Exercise: Drop the pictures and restate the rest of the listing word for word.

Data extracts:
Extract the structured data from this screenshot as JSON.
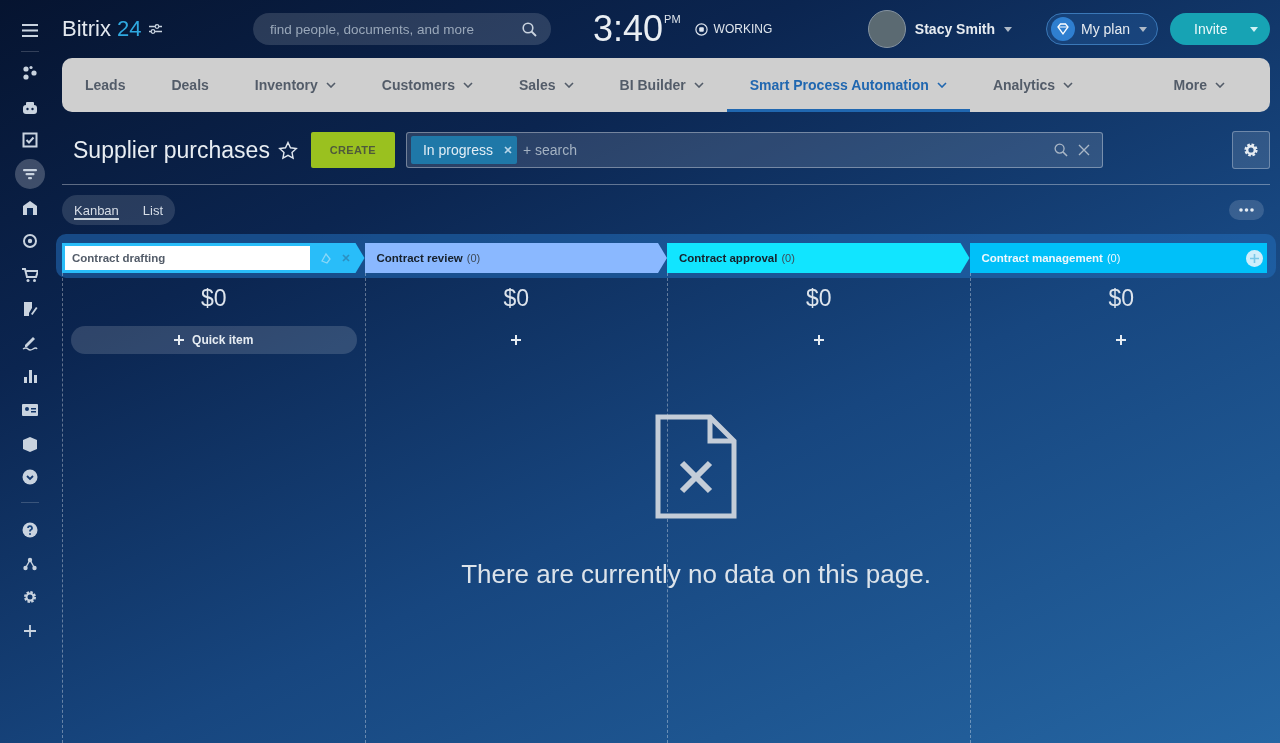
{
  "sidebar": {
    "items": [
      {
        "selected": false
      },
      {
        "selected": false
      },
      {
        "selected": false
      },
      {
        "selected": true
      },
      {
        "selected": false
      },
      {
        "selected": false
      },
      {
        "selected": false
      },
      {
        "selected": false
      },
      {
        "selected": false
      },
      {
        "selected": false
      },
      {
        "selected": false
      },
      {
        "selected": false
      },
      {
        "selected": false
      },
      {
        "selected": false
      },
      {
        "selected": false
      },
      {
        "selected": false
      },
      {
        "selected": false
      }
    ]
  },
  "header": {
    "logo_name": "Bitrix",
    "logo_number": "24",
    "search_placeholder": "find people, documents, and more",
    "time": "3:40",
    "time_suffix": "PM",
    "status": "WORKING",
    "user": "Stacy Smith",
    "plan_button": "My plan",
    "invite_button": "Invite"
  },
  "tabs": [
    {
      "label": "Leads",
      "dropdown": false,
      "selected": false
    },
    {
      "label": "Deals",
      "dropdown": false,
      "selected": false
    },
    {
      "label": "Inventory",
      "dropdown": true,
      "selected": false
    },
    {
      "label": "Customers",
      "dropdown": true,
      "selected": false
    },
    {
      "label": "Sales",
      "dropdown": true,
      "selected": false
    },
    {
      "label": "BI Builder",
      "dropdown": true,
      "selected": false
    },
    {
      "label": "Smart Process Automation",
      "dropdown": true,
      "selected": true
    },
    {
      "label": "Analytics",
      "dropdown": true,
      "selected": false
    },
    {
      "label": "More",
      "dropdown": true,
      "selected": false
    }
  ],
  "page": {
    "title": "Supplier purchases",
    "create_button": "CREATE",
    "filter_chip": "In progress",
    "filter_placeholder": "+ search"
  },
  "views": [
    {
      "label": "Kanban",
      "selected": true
    },
    {
      "label": "List",
      "selected": false
    }
  ],
  "columns": [
    {
      "kind": "editing",
      "title": "Contract drafting",
      "color": "#29bdf9",
      "total": "$0",
      "add_label": "Quick item"
    },
    {
      "kind": "stage",
      "title": "Contract review",
      "count": "(0)",
      "color": "#8ab8ff",
      "total": "$0"
    },
    {
      "kind": "stage",
      "title": "Contract approval",
      "count": "(0)",
      "color": "#11e5ff",
      "total": "$0"
    },
    {
      "kind": "last",
      "title": "Contract management",
      "count": "(0)",
      "color": "#00c0f9",
      "total": "$0"
    }
  ],
  "empty_message": "There are currently no data on this page."
}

Worked solution:
Extract the structured data from this screenshot as JSON.
{
  "sidebar": {
    "items": [
      {
        "selected": false
      },
      {
        "selected": false
      },
      {
        "selected": false
      },
      {
        "selected": true
      },
      {
        "selected": false
      },
      {
        "selected": false
      },
      {
        "selected": false
      },
      {
        "selected": false
      },
      {
        "selected": false
      },
      {
        "selected": false
      },
      {
        "selected": false
      },
      {
        "selected": false
      },
      {
        "selected": false
      },
      {
        "selected": false
      },
      {
        "selected": false
      },
      {
        "selected": false
      },
      {
        "selected": false
      }
    ]
  },
  "header": {
    "logo_name": "Bitrix",
    "logo_number": "24",
    "search_placeholder": "find people, documents, and more",
    "time": "3:40",
    "time_suffix": "PM",
    "status": "WORKING",
    "user": "Stacy Smith",
    "plan_button": "My plan",
    "invite_button": "Invite"
  },
  "tabs": [
    {
      "label": "Leads",
      "dropdown": false,
      "selected": false
    },
    {
      "label": "Deals",
      "dropdown": false,
      "selected": false
    },
    {
      "label": "Inventory",
      "dropdown": true,
      "selected": false
    },
    {
      "label": "Customers",
      "dropdown": true,
      "selected": false
    },
    {
      "label": "Sales",
      "dropdown": true,
      "selected": false
    },
    {
      "label": "BI Builder",
      "dropdown": true,
      "selected": false
    },
    {
      "label": "Smart Process Automation",
      "dropdown": true,
      "selected": true
    },
    {
      "label": "Analytics",
      "dropdown": true,
      "selected": false
    },
    {
      "label": "More",
      "dropdown": true,
      "selected": false
    }
  ],
  "page": {
    "title": "Supplier purchases",
    "create_button": "CREATE",
    "filter_chip": "In progress",
    "filter_placeholder": "+ search"
  },
  "views": [
    {
      "label": "Kanban",
      "selected": true
    },
    {
      "label": "List",
      "selected": false
    }
  ],
  "columns": [
    {
      "kind": "editing",
      "title": "Contract drafting",
      "color": "#29bdf9",
      "total": "$0",
      "add_label": "Quick item"
    },
    {
      "kind": "stage",
      "title": "Contract review",
      "count": "(0)",
      "color": "#8ab8ff",
      "total": "$0"
    },
    {
      "kind": "stage",
      "title": "Contract approval",
      "count": "(0)",
      "color": "#11e5ff",
      "total": "$0"
    },
    {
      "kind": "last",
      "title": "Contract management",
      "count": "(0)",
      "color": "#00c0f9",
      "total": "$0"
    }
  ],
  "empty_message": "There are currently no data on this page."
}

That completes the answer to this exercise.